Extracted information.
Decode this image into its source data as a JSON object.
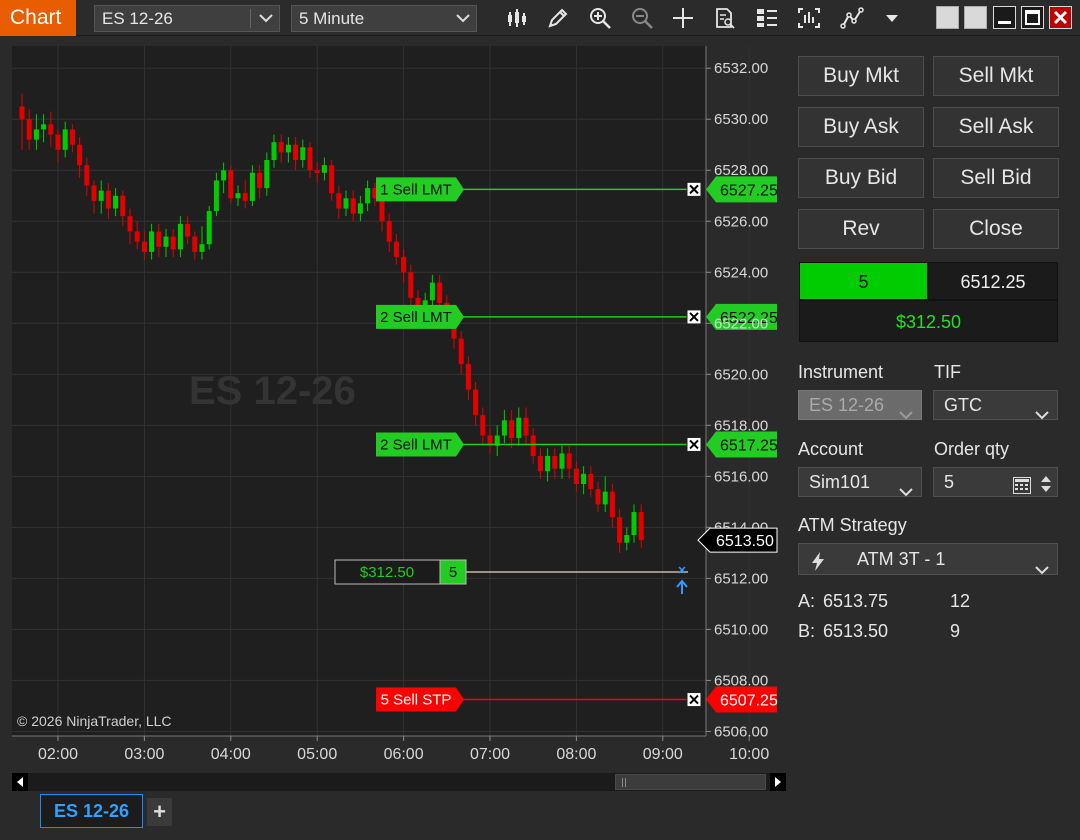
{
  "toolbar": {
    "app_title": "Chart",
    "instrument": "ES 12-26",
    "interval": "5 Minute"
  },
  "chart": {
    "watermark": "ES 12-26",
    "copyright": "© 2026 NinjaTrader, LLC",
    "y_labels": [
      "6532.00",
      "6530.00",
      "6528.00",
      "6526.00",
      "6524.00",
      "6522.00",
      "6520.00",
      "6518.00",
      "6516.00",
      "6514.00",
      "6512.00",
      "6510.00",
      "6508.00",
      "6506.00"
    ],
    "x_labels": [
      "02:00",
      "03:00",
      "04:00",
      "05:00",
      "06:00",
      "07:00",
      "08:00",
      "09:00",
      "10:00"
    ],
    "last_price": "6513.50",
    "orders": [
      {
        "label": "1 Sell LMT",
        "price": "6527.25",
        "type": "limit"
      },
      {
        "label": "2 Sell LMT",
        "price": "6522.25",
        "type": "limit"
      },
      {
        "label": "2 Sell LMT",
        "price": "6517.25",
        "type": "limit"
      },
      {
        "label": "5 Sell STP",
        "price": "6507.25",
        "type": "stop"
      }
    ],
    "position_pnl": "$312.50",
    "position_qty": "5"
  },
  "chart_data": {
    "type": "candlestick",
    "y_range": [
      6506,
      6532.5
    ],
    "candles": [
      [
        6530.5,
        6530.0,
        6531.0,
        6528.8
      ],
      [
        6530.0,
        6529.2,
        6530.4,
        6528.8
      ],
      [
        6529.2,
        6529.6,
        6530.2,
        6528.8
      ],
      [
        6529.6,
        6529.8,
        6530.2,
        6529.1
      ],
      [
        6529.8,
        6529.4,
        6530.3,
        6528.9
      ],
      [
        6529.4,
        6528.8,
        6529.6,
        6528.3
      ],
      [
        6528.8,
        6529.6,
        6529.9,
        6528.5
      ],
      [
        6529.6,
        6529.0,
        6529.8,
        6528.7
      ],
      [
        6529.0,
        6528.2,
        6529.3,
        6527.7
      ],
      [
        6528.2,
        6527.4,
        6528.5,
        6527.0
      ],
      [
        6527.4,
        6526.8,
        6527.6,
        6526.3
      ],
      [
        6526.8,
        6527.2,
        6527.6,
        6526.3
      ],
      [
        6527.2,
        6526.5,
        6527.5,
        6526.1
      ],
      [
        6526.5,
        6527.0,
        6527.3,
        6526.2
      ],
      [
        6527.0,
        6526.2,
        6527.2,
        6525.8
      ],
      [
        6526.2,
        6525.6,
        6526.5,
        6525.1
      ],
      [
        6525.6,
        6525.2,
        6526.0,
        6524.9
      ],
      [
        6525.2,
        6524.8,
        6525.6,
        6524.5
      ],
      [
        6524.8,
        6525.6,
        6525.9,
        6524.5
      ],
      [
        6525.6,
        6525.0,
        6525.9,
        6524.6
      ],
      [
        6525.0,
        6525.4,
        6525.7,
        6524.6
      ],
      [
        6525.4,
        6524.9,
        6525.7,
        6524.6
      ],
      [
        6524.9,
        6525.9,
        6526.2,
        6524.6
      ],
      [
        6525.9,
        6525.4,
        6526.2,
        6525.1
      ],
      [
        6525.4,
        6524.8,
        6525.6,
        6524.5
      ],
      [
        6524.8,
        6525.1,
        6525.8,
        6524.5
      ],
      [
        6525.1,
        6526.4,
        6526.6,
        6524.9
      ],
      [
        6526.4,
        6527.6,
        6527.9,
        6526.2
      ],
      [
        6527.6,
        6528.0,
        6528.3,
        6527.1
      ],
      [
        6528.0,
        6526.9,
        6528.2,
        6526.7
      ],
      [
        6526.9,
        6527.1,
        6527.4,
        6526.6
      ],
      [
        6527.1,
        6526.8,
        6527.6,
        6526.5
      ],
      [
        6526.8,
        6527.9,
        6528.2,
        6526.6
      ],
      [
        6527.9,
        6527.3,
        6528.2,
        6526.9
      ],
      [
        6527.3,
        6528.4,
        6528.7,
        6527.0
      ],
      [
        6528.4,
        6529.1,
        6529.4,
        6528.1
      ],
      [
        6529.1,
        6528.7,
        6529.4,
        6528.3
      ],
      [
        6528.7,
        6529.0,
        6529.3,
        6528.3
      ],
      [
        6529.0,
        6528.4,
        6529.3,
        6528.0
      ],
      [
        6528.4,
        6528.9,
        6529.2,
        6528.1
      ],
      [
        6528.9,
        6528.0,
        6529.1,
        6527.7
      ],
      [
        6528.0,
        6527.9,
        6528.3,
        6527.5
      ],
      [
        6527.9,
        6528.2,
        6528.5,
        6527.6
      ],
      [
        6528.2,
        6527.1,
        6528.4,
        6526.8
      ],
      [
        6527.1,
        6526.5,
        6527.4,
        6526.1
      ],
      [
        6526.5,
        6526.9,
        6527.2,
        6526.2
      ],
      [
        6526.9,
        6526.3,
        6527.2,
        6526.0
      ],
      [
        6526.3,
        6526.7,
        6527.0,
        6526.0
      ],
      [
        6526.7,
        6527.3,
        6527.6,
        6526.4
      ],
      [
        6527.3,
        6526.9,
        6527.5,
        6526.6
      ],
      [
        6526.9,
        6526.0,
        6527.1,
        6525.6
      ],
      [
        6526.0,
        6525.2,
        6526.3,
        6524.8
      ],
      [
        6525.2,
        6524.6,
        6525.5,
        6524.3
      ],
      [
        6524.6,
        6524.0,
        6524.9,
        6523.6
      ],
      [
        6524.0,
        6523.0,
        6524.3,
        6522.6
      ],
      [
        6523.0,
        6522.2,
        6523.3,
        6521.8
      ],
      [
        6522.2,
        6522.9,
        6523.2,
        6521.9
      ],
      [
        6522.9,
        6523.6,
        6523.9,
        6522.6
      ],
      [
        6523.6,
        6522.8,
        6523.9,
        6522.5
      ],
      [
        6522.8,
        6522.4,
        6523.1,
        6522.0
      ],
      [
        6522.4,
        6521.4,
        6522.7,
        6521.0
      ],
      [
        6521.4,
        6520.4,
        6521.7,
        6520.0
      ],
      [
        6520.4,
        6519.4,
        6520.7,
        6519.0
      ],
      [
        6519.4,
        6518.4,
        6519.7,
        6518.0
      ],
      [
        6518.4,
        6517.6,
        6518.7,
        6517.2
      ],
      [
        6517.6,
        6517.2,
        6517.9,
        6516.9
      ],
      [
        6517.2,
        6517.6,
        6518.0,
        6516.8
      ],
      [
        6517.6,
        6518.2,
        6518.6,
        6517.3
      ],
      [
        6518.2,
        6517.5,
        6518.6,
        6517.1
      ],
      [
        6517.5,
        6518.3,
        6518.7,
        6517.2
      ],
      [
        6518.3,
        6517.6,
        6518.7,
        6517.2
      ],
      [
        6517.6,
        6516.8,
        6517.9,
        6516.5
      ],
      [
        6516.8,
        6516.2,
        6517.1,
        6515.9
      ],
      [
        6516.2,
        6516.8,
        6517.1,
        6515.8
      ],
      [
        6516.8,
        6516.3,
        6517.1,
        6515.9
      ],
      [
        6516.3,
        6516.9,
        6517.2,
        6515.9
      ],
      [
        6516.9,
        6516.3,
        6517.2,
        6515.9
      ],
      [
        6516.3,
        6515.7,
        6516.6,
        6515.4
      ],
      [
        6515.7,
        6516.1,
        6516.4,
        6515.3
      ],
      [
        6516.1,
        6515.5,
        6516.4,
        6515.2
      ],
      [
        6515.5,
        6514.9,
        6515.8,
        6514.6
      ],
      [
        6514.9,
        6515.4,
        6516.0,
        6514.6
      ],
      [
        6515.4,
        6514.4,
        6515.7,
        6514.0
      ],
      [
        6514.4,
        6513.4,
        6514.7,
        6513.0
      ],
      [
        6513.4,
        6513.7,
        6514.0,
        6513.1
      ],
      [
        6513.7,
        6514.6,
        6514.9,
        6513.4
      ],
      [
        6514.6,
        6513.5,
        6514.9,
        6513.2
      ]
    ],
    "x_tick_index": [
      5,
      17,
      29,
      41,
      53,
      65,
      77,
      89,
      101
    ]
  },
  "panel": {
    "buttons": [
      "Buy Mkt",
      "Sell Mkt",
      "Buy Ask",
      "Sell Ask",
      "Buy Bid",
      "Sell Bid",
      "Rev",
      "Close"
    ],
    "position_qty": "5",
    "position_price": "6512.25",
    "position_pnl": "$312.50",
    "instrument_label": "Instrument",
    "instrument_value": "ES 12-26",
    "tif_label": "TIF",
    "tif_value": "GTC",
    "account_label": "Account",
    "account_value": "Sim101",
    "qty_label": "Order qty",
    "qty_value": "5",
    "atm_label": "ATM Strategy",
    "atm_value": "ATM 3T - 1",
    "ask_label": "A:",
    "ask_price": "6513.75",
    "ask_size": "12",
    "bid_label": "B:",
    "bid_price": "6513.50",
    "bid_size": "9"
  },
  "tabs": {
    "active": "ES 12-26",
    "add": "+"
  },
  "colors": {
    "accent": "#e85d00",
    "up": "#00cc00",
    "down": "#e50000",
    "limit": "#22cc22",
    "stop": "#ff0000",
    "tab": "#1a8cff"
  }
}
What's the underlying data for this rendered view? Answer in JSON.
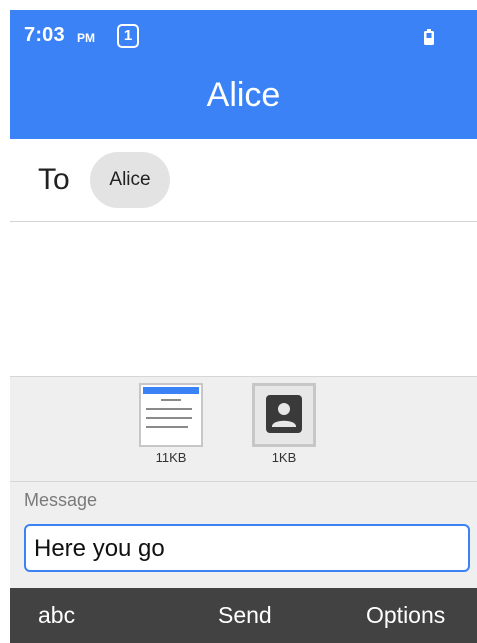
{
  "status_bar": {
    "time": "7:03",
    "ampm": "PM",
    "notification_count": "1",
    "icons": [
      "battery-icon"
    ]
  },
  "header": {
    "title": "Alice"
  },
  "to_row": {
    "label": "To",
    "recipient": "Alice"
  },
  "attachments": [
    {
      "icon": "screenshot-thumbnail",
      "size": "11KB"
    },
    {
      "icon": "contact-card-icon",
      "size": "1KB"
    }
  ],
  "message": {
    "label": "Message",
    "value": "Here you go"
  },
  "softkeys": {
    "left": "abc",
    "center": "Send",
    "right": "Options"
  },
  "colors": {
    "accent": "#3b82f6",
    "softkey_bar": "#424242",
    "panel": "#efefef"
  }
}
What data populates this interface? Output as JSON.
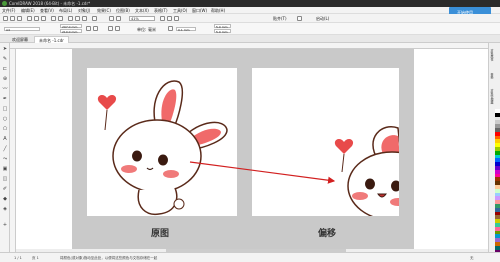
{
  "window": {
    "title": "CorelDRAW 2018 (64-Bit) - 未命名 -1.cdr*"
  },
  "menubar": {
    "items": [
      "文件(F)",
      "编辑(E)",
      "查看(V)",
      "布局(L)",
      "对象(J)",
      "效果(C)",
      "位图(B)",
      "文本(X)",
      "表格(T)",
      "工具(O)",
      "窗口(W)",
      "帮助(H)"
    ]
  },
  "promo": {
    "label": "开始使用"
  },
  "toolbar": {
    "zoom_value": "41%",
    "snap_label": "贴齐(T)",
    "launch_label": "启动(L)"
  },
  "propbar": {
    "preset": "A4",
    "width": "297.0 mm",
    "height": "210.0 mm",
    "units_label": "单位:",
    "units_value": "毫米",
    "nudge": "0.1 mm",
    "dup_x": "5.0 mm",
    "dup_y": "5.0 mm"
  },
  "doctabs": {
    "welcome": "欢迎屏幕",
    "doc": "未命名 -1.cdr"
  },
  "canvas": {
    "caption_left": "原图",
    "caption_right": "偏移"
  },
  "docker": {
    "tabs": [
      "对象属性",
      "变换",
      "对象管理器"
    ]
  },
  "palette": {
    "colors": [
      "#ffffff",
      "#000000",
      "#e6e6e6",
      "#cccccc",
      "#999999",
      "#666666",
      "#ff0000",
      "#ff6600",
      "#ffcc00",
      "#ffff00",
      "#99cc00",
      "#00aa00",
      "#00cccc",
      "#0066ff",
      "#0000cc",
      "#6600cc",
      "#cc00cc",
      "#ff0099",
      "#993300",
      "#663300",
      "#ffcc99",
      "#ccffcc",
      "#99ccff",
      "#cc99ff",
      "#ff9999",
      "#339966",
      "#336699",
      "#990000",
      "#996633",
      "#cccc00",
      "#33cc99",
      "#ff6699",
      "#669900",
      "#0099cc",
      "#9966cc",
      "#cc6600",
      "#006666",
      "#660066",
      "#ff3300",
      "#99ffff"
    ]
  },
  "status": {
    "page_nav": "1 / 1",
    "page_label": "页 1",
    "hint": "将颜色(或对象)拖动至此处，以便将这些颜色与文档存储在一起",
    "fill_label": "无"
  },
  "colors": {
    "arrow": "#d22020",
    "heart": "#e84a4a",
    "ear": "#f06a6a",
    "outline": "#5a2a1a"
  }
}
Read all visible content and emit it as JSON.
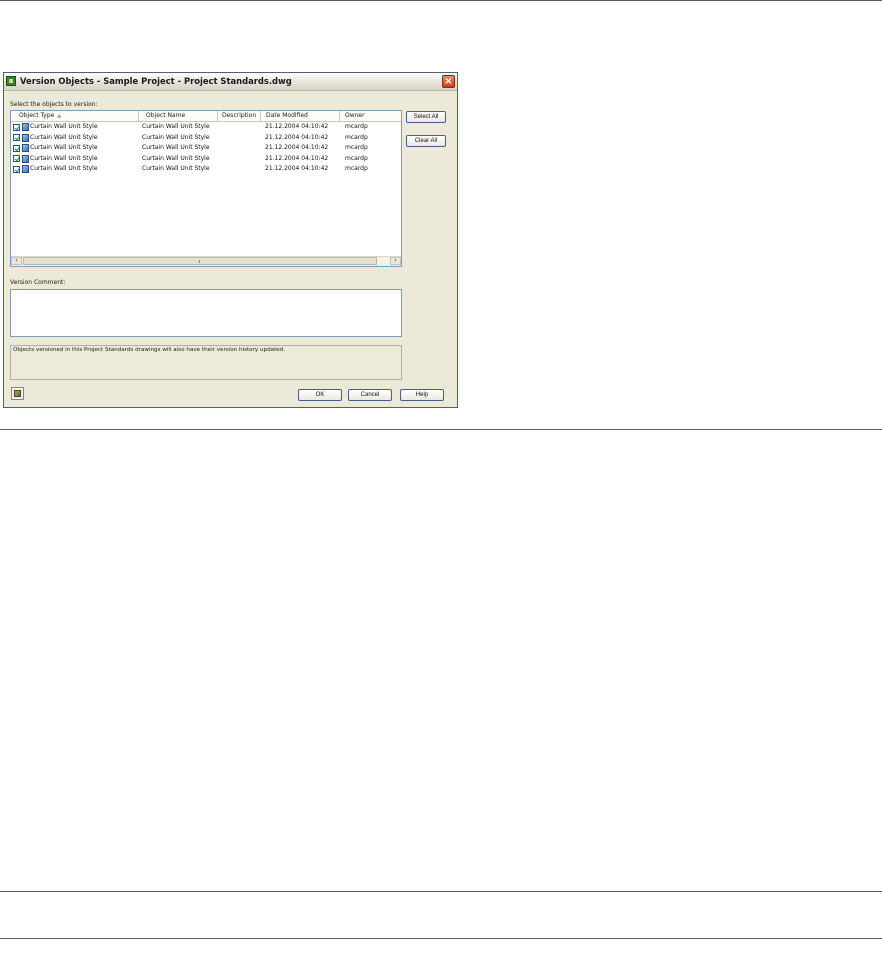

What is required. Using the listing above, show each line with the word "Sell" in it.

Task answer.
        "label": "1 Sell LMT",
        "label": "2 Sell LMT",
        "label": "2 Sell LMT",
        "label": "5 Sell STP",
      "Sell Mkt",
      "Sell Ask",
      "Sell Bid",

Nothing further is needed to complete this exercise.